But all that middling thinking went straight out the door, as Kolb went down early in the season and the one time deified, one time defiled, multipurpose QB—Michael Vick—trotted on the field to take the reins of the Eagle offense.
Vick, with a 104.3 QB rating, 17 touchdowns and only four interceptions, has certainly blossomed under Andy Reid. I guess with all his talent and all Reid's know-how, that shouldn't have come as any great surprise. LeSean McCoy has revved it up as Philly's primary back, and he has had a huge, impacting year. They have the game-changing, smurf combo of DeSean Jackson and Jeremy Maclin outside, steady pass catcher Brent Celek at TE, and when you add it all up the Philadelphia Eagles are a quick-as-lightning group that has to strike fear in even the sturdiest of defensive groups.
Which leaves millions of New York Giant faithful to wonder exactly what's to be done about it with all the 2010 marbles seemingly on the line.
A few seasons ago the Giant defense was coached by ex-Eagle assistant Steve Spagnuolo, and there was a degree of faith—whatever an opposition offense would dial up, Spags would come up with a way to effectively combat it.
This year the Giants defense is coached by Perry Fewell, and right here, right now, he gets to proves his mettle against Vick and the dangerous Eagles.
The two teams played in Week 11, and while the Giants kept it close, it was really only by the good graces of a couple of first-half end-zone drops by Eagle receivers, Maclin in particular letting go of an easy one for a sure TD, in the almost immediate aftermath of one of a myriad of first-half Giant turnovers.
That won't cut it today.
When the Giants dialed up heat on Vick, they contained him fairly well. But they were only able to accomplish that via various blitz packages, and the front four, left unto themselves, gave Vick endless time to throw. And with that time, Vick shredded New York's generally capable secondary like swiss cheese.
So what will it come down to? What it always comes down to for the New York Football Giants if they expect to win a critical game in frigid winter conditions (well, a little less than frigid today) in their own ball park.

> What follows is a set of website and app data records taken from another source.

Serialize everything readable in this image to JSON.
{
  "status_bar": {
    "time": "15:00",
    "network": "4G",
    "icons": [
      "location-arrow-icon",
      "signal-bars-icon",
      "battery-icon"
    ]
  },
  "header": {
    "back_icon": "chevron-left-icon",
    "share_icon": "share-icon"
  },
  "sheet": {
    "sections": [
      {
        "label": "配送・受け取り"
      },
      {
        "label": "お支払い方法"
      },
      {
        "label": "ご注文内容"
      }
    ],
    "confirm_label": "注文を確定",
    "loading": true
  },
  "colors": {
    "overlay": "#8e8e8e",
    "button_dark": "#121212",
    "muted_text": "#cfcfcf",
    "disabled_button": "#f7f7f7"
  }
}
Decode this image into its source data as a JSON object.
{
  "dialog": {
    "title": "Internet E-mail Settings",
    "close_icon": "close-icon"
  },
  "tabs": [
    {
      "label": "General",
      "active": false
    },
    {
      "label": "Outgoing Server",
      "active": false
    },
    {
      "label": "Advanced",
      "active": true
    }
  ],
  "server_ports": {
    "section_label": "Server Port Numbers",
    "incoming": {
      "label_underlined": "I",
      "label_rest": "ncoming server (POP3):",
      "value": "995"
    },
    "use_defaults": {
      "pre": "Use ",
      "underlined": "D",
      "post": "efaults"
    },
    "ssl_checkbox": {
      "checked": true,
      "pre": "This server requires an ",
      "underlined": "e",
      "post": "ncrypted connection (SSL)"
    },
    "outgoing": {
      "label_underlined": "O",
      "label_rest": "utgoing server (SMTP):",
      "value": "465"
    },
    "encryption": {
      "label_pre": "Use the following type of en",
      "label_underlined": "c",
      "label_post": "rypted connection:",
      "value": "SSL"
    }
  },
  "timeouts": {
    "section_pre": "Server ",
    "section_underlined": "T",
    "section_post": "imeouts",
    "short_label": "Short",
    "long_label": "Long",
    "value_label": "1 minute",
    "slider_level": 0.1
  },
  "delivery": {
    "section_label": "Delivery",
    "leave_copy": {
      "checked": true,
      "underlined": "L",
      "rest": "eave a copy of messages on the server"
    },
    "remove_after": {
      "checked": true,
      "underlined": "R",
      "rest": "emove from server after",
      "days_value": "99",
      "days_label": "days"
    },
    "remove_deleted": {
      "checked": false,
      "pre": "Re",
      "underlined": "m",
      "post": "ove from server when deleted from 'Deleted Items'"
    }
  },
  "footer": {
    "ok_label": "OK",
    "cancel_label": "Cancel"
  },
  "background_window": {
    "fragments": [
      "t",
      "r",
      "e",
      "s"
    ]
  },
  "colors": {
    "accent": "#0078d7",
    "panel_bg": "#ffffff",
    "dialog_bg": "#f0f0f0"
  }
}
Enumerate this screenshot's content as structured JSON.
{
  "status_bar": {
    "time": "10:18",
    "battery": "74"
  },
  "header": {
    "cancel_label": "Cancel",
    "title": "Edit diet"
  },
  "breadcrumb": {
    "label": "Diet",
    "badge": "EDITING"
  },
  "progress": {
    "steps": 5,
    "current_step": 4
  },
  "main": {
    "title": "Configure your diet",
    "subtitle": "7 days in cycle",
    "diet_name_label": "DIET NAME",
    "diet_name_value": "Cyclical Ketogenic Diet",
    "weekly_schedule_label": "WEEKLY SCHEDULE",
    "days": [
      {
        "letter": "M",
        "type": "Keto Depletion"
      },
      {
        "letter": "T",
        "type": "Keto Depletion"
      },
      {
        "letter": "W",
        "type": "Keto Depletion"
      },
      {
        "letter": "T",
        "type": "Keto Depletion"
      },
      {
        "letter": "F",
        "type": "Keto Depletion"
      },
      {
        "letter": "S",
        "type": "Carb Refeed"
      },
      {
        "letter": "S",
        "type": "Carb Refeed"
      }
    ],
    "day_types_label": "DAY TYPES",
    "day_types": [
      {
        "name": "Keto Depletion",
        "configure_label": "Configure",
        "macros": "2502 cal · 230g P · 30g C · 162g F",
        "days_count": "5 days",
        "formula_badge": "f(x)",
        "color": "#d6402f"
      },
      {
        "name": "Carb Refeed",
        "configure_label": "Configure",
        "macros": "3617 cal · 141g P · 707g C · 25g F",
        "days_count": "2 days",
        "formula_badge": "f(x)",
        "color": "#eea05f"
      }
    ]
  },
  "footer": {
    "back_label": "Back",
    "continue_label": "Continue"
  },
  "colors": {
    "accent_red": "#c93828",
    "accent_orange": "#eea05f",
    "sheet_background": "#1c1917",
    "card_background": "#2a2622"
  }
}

They will need to hit these high-flying Eagles and then hit them again. They will need to rush four and get to Vick. They will need to put the fleet-footed quarterback on his back before he crosses the line of scrimmage. They will need to keep McCoy (972 yards rushing, 5.3 per carry) under wraps, and most importantly they will need to wipe that ever-cocky grin off game-breaking wideout (and punt returner) DeSean Jackson's youthful face.
No Manning interceptions or fumbles (he's got 24 combined thus far), well that goes without saying. Ahmad Bradshaw and particularly Brandon Jacobs must run hard and put the hurt on an Eagle D that has been frequently reconfigured throughout the 2010 season but still comes in ranked 11th in the league with 30 turnovers created.
One might suggest they stay away from or at least keep a very watchful eye on Philly game-breaking corner Asante Samuel. No critical drops out of Nicks, Manningham or Boss...in essence, New York will need to play a close-to-perfect game to beat the Eagles in Giants Stadium today. But before anything else, they need to establish a physical tone.
They will need to hit the opposition hard, and they will need to hit the opposition with a high degree of frequency. Slow them down, and therefore qualify the edict—at least on this particular Sunday—the Philadelphia Eagles can run, but they can't hide.
Final Score: New York Giants 24, Philadelphia Eagles 17
What is the duplicate article?
Why is this article offensive?
Where is this article plagiarized from?
Why is this article poorly edited?